*Task to complete*. An exact copy of the data is needed, but without any of its images.

Dataset excerpts START

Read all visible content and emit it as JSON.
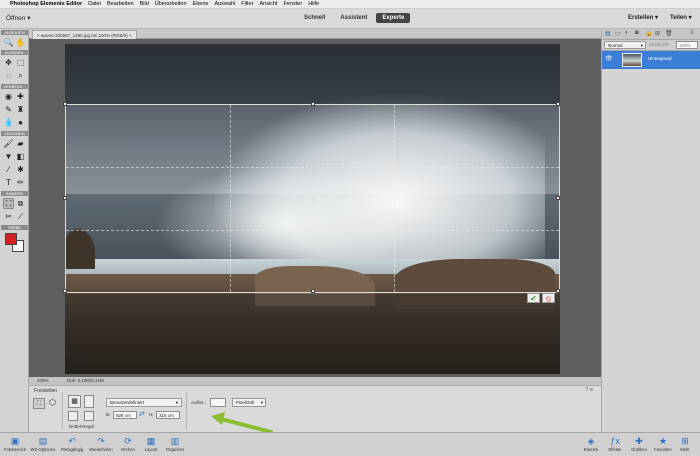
{
  "menubar": {
    "app": "Photoshop Elements Editor",
    "items": [
      "Datei",
      "Bearbeiten",
      "Bild",
      "Überarbeiten",
      "Ebene",
      "Auswahl",
      "Filter",
      "Ansicht",
      "Fenster",
      "Hilfe"
    ]
  },
  "header": {
    "open_label": "Öffnen",
    "modes": [
      "Schnell",
      "Assistent",
      "Experte"
    ],
    "active_mode": "Experte",
    "create_label": "Erstellen",
    "share_label": "Teilen"
  },
  "toolbox": {
    "sections": [
      "ANZEIGEN",
      "AUSWAHL",
      "VERBESS...",
      "ZEICHNEN",
      "ÄNDERN",
      "FARBE"
    ],
    "colors": {
      "foreground": "#d42020",
      "background": "#ffffff"
    }
  },
  "document": {
    "tab_label": "waves-325567_1280.jpg bei 100% (RGB/8)"
  },
  "status": {
    "zoom": "100%",
    "doc_size": "Dok: 3,12M/3,12M"
  },
  "tool_options": {
    "title": "Freistellen",
    "ratio_preset": "Benutzerdefiniert",
    "width_label": "B:",
    "width_value": "626 cm",
    "height_label": "H:",
    "height_value": "315 cm",
    "grid_label": "Drittel-Regel",
    "resolution_label": "Auflös.:",
    "resolution_unit": "Pixel/Zoll"
  },
  "layers_panel": {
    "blend_mode": "Normal",
    "opacity_label": "Deckkraft:",
    "opacity_value": "100%",
    "layer_name": "Hintergrund"
  },
  "bottombar": {
    "left": [
      "Fotobereich",
      "WZ-Optionen",
      "Rückgängig",
      "Wiederholen",
      "Drehen",
      "Layout",
      "Organizer"
    ],
    "right": [
      "Ebenen",
      "Effekte",
      "Grafiken",
      "Favoriten",
      "Mehr"
    ]
  },
  "colors": {
    "accent": "#3a7ed8",
    "arrow": "#8cbd2e"
  }
}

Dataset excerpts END

*Task answer*.
Read all visible content and emit it as JSON.
{
  "menubar": {
    "app": "Photoshop Elements Editor",
    "items": [
      "Datei",
      "Bearbeiten",
      "Bild",
      "Überarbeiten",
      "Ebene",
      "Auswahl",
      "Filter",
      "Ansicht",
      "Fenster",
      "Hilfe"
    ]
  },
  "header": {
    "open_label": "Öffnen",
    "modes": [
      "Schnell",
      "Assistent",
      "Experte"
    ],
    "active_mode": "Experte",
    "create_label": "Erstellen",
    "share_label": "Teilen"
  },
  "toolbox": {
    "sections": [
      "ANZEIGEN",
      "AUSWAHL",
      "VERBESS...",
      "ZEICHNEN",
      "ÄNDERN",
      "FARBE"
    ],
    "colors": {
      "foreground": "#d42020",
      "background": "#ffffff"
    }
  },
  "document": {
    "tab_label": "waves-325567_1280.jpg bei 100% (RGB/8)"
  },
  "status": {
    "zoom": "100%",
    "doc_size": "Dok: 3,12M/3,12M"
  },
  "tool_options": {
    "title": "Freistellen",
    "ratio_preset": "Benutzerdefiniert",
    "width_label": "B:",
    "width_value": "626 cm",
    "height_label": "H:",
    "height_value": "315 cm",
    "grid_label": "Drittel-Regel",
    "resolution_label": "Auflös.:",
    "resolution_unit": "Pixel/Zoll"
  },
  "layers_panel": {
    "blend_mode": "Normal",
    "opacity_label": "Deckkraft:",
    "opacity_value": "100%",
    "layer_name": "Hintergrund"
  },
  "bottombar": {
    "left": [
      "Fotobereich",
      "WZ-Optionen",
      "Rückgängig",
      "Wiederholen",
      "Drehen",
      "Layout",
      "Organizer"
    ],
    "right": [
      "Ebenen",
      "Effekte",
      "Grafiken",
      "Favoriten",
      "Mehr"
    ]
  },
  "colors": {
    "accent": "#3a7ed8",
    "arrow": "#8cbd2e"
  }
}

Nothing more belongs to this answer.